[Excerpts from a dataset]

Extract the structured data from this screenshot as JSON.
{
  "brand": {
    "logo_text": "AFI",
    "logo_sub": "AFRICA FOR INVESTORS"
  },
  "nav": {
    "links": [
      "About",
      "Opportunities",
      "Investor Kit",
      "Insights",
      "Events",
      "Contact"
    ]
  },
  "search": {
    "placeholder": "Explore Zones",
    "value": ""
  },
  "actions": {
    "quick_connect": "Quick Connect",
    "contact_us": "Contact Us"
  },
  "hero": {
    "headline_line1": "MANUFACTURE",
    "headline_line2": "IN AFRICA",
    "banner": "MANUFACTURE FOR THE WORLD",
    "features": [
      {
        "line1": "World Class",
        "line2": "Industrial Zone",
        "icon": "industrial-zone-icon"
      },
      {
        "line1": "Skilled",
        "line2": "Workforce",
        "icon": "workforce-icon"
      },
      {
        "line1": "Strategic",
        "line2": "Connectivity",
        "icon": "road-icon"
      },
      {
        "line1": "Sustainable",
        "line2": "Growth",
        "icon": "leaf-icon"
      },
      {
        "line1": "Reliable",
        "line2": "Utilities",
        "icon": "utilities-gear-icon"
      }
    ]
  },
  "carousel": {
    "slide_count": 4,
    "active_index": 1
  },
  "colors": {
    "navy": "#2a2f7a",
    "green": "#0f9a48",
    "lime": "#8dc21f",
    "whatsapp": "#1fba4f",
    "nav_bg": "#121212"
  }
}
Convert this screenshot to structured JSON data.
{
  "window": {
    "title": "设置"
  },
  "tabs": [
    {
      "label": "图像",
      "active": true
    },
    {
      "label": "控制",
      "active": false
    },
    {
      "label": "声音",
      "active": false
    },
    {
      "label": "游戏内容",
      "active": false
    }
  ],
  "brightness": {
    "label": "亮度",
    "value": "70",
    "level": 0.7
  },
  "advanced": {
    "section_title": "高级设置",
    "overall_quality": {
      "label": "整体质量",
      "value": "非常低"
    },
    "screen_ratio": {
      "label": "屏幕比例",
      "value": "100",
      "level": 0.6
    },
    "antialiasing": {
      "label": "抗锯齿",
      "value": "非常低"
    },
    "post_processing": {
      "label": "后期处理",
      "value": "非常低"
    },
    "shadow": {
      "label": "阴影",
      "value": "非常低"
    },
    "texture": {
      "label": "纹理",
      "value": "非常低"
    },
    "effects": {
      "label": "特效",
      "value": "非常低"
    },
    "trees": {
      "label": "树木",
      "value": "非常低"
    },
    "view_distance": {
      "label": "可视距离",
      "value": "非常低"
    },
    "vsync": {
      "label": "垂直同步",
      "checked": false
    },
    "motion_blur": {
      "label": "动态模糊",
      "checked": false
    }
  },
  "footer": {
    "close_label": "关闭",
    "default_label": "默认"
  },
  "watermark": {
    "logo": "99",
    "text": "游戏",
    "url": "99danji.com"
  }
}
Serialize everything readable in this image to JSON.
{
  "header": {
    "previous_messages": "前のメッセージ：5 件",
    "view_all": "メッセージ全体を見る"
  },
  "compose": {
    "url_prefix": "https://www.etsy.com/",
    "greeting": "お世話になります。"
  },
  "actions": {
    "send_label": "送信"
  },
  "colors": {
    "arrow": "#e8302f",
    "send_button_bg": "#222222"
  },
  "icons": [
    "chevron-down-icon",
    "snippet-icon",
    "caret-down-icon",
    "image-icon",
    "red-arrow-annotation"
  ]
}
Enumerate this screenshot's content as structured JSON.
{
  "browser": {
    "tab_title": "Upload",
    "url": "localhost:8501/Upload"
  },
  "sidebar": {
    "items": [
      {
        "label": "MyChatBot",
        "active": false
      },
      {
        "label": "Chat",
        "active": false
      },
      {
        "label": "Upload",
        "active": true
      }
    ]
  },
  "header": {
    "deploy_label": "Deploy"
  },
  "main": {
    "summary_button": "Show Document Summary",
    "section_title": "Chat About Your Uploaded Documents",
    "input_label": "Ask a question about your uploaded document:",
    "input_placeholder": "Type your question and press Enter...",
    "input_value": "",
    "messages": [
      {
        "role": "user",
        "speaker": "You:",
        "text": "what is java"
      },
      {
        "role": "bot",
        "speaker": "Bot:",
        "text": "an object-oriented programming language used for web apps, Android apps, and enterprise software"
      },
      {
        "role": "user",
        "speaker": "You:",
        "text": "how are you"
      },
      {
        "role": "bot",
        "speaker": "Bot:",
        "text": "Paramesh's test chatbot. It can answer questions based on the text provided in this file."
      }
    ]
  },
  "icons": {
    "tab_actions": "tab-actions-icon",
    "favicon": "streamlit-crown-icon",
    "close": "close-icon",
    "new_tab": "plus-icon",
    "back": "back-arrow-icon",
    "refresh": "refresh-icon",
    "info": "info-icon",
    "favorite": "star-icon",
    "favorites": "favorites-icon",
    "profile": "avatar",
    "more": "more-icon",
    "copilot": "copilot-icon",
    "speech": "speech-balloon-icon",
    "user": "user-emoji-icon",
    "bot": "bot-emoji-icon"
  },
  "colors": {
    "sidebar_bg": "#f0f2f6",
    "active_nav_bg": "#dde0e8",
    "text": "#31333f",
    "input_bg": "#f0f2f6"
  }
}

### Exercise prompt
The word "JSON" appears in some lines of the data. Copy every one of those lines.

### Answer for the task
Extract the structured data from this screenshot as JSON.
Convert this screenshot to structured JSON data.
Serialize everything readable in this image to JSON.
Enumerate this screenshot's content as structured JSON.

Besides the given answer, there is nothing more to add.